Despite their varying national capacities and exposure to natural hazards and economic volatility, the countries of the Caribbean have sustained long-term development progress. Their specialization in sectors where they have a comparative advantage (tourism and commodities) has led to relatively high income levels. Antigua and Barbuda, The Bahamas, Barbados, Sint Maarten, St. Kitts and Nevis, Trinidad and Tobago, and Turks and Caicos are high-income countries; and Belize, Dominica, the Dominican Republic, Guyana, Jamaica, St. Lucia, St. Vincent and the Grenadines, and Suriname are upper-middle-income countries. Haiti is the region’s only low-income country.

But high income levels have also come, historically, with high exposure to global business cycles and natural hazards, which has resulted in high economic volatility, high unemployment, and persistent inequality and poverty. Economic growth has slowed over the past 10 years, and more recently, the COVID-19 pandemic has demonstrated that, although the region was prepared to handle shocks, it is vulnerable to and dependent on changes in global tourism demand.

Taking a holistic approach to resilience, this report assesses the historical and future impacts of shocks in the Caribbean, policy responses to those shocks, and gaps in resilience building. It offers two main findings and a series of recommendations for policy makers.

Finding 1: Caribbean countries have achieved resilience levels that have allowed them to support economic development despite large recurring damages and losses from multiple hazards and shocks. But this relies to a large extent on informal mechanisms that neither systematically protect the poor and most vulnerable groups nor prevent the loss of human capital. Businesses in the region have invested in disaster preparedness, staff training, and backup infrastructure like water tanks and electric generators. Remittances from abroad have blunted declines in consumption after disasters. In many cases, governments have prepared adeptly for extreme events, also benefiting from regional collaboration mechanisms to monitor and forecast hurricanes and organize a coordinated response when the impact exceeds individual countries’ response capacity.

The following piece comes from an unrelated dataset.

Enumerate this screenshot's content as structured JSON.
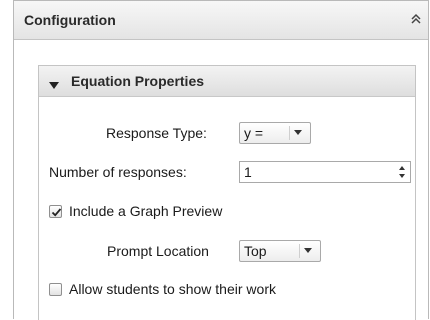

Past efforts have, however, left some people behind. One in five people in the region still lives in poverty and past shocks have contributed to pushing people into and keeping them in poverty.

Finding 2: Caribbean countries are not prepared for the new challenges posed by climate change, compounded by uncertainty on future tourism markets and a lack of fiscal space. The strategies that have worked in the past will not be enough in the future. Climate change threatens to intensify natural hazards and brings new sources of volatility though impacts on health, agriculture yields, and coastal landscapes. The post-COVID-19 world brings more uncertainty on prospects for tourism. Many countries have also depleted their fiscal space and coping capacity while dealing with past crises.

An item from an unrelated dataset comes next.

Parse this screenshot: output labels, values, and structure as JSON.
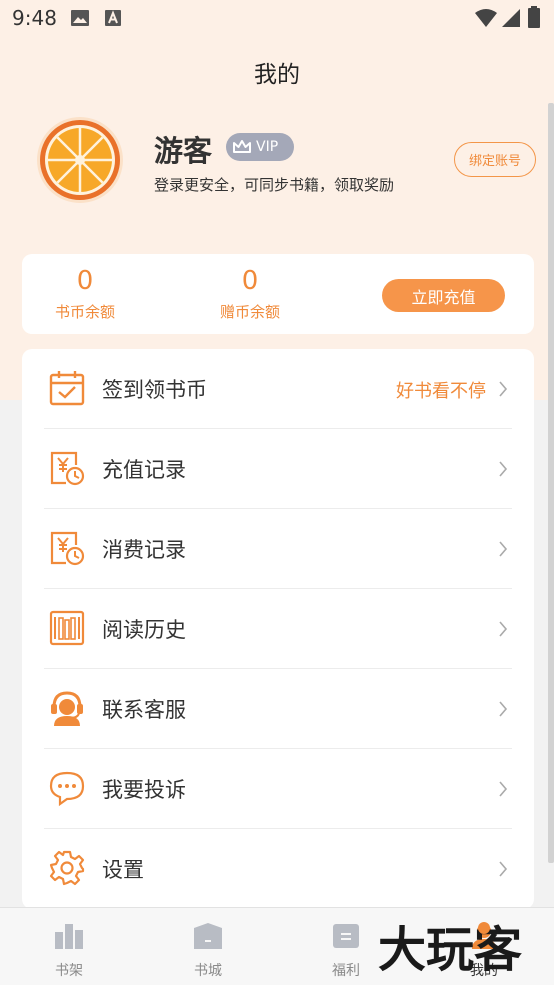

These new challenges call for more consistent approaches to resilience, building on stronger institutions, robust analytics, and more transparent prioritization. To boost resilience and better prepare for the shocks and stresses of the future, this report recommends that Caribbean governments focus on three main areas:

  • Increasing government efficiency by improving investment management and infrastructure maintenance, clarifying procurement rules for emergency situations, allocating budgets transparently, ensuring fiscal rules are robust, and layering risk financing strategies

  • Empowering households and the private sector by increasing both the coverage and adequacy of social protection, strengthening worker skills for resilience, improving access to finance, and facilitating access to risk information

  • Reducing future physical risk by investing in critical infrastructure, better enforcing building codes and standards, systematically considering emerging and changing risks, and planning to build back better after shocks.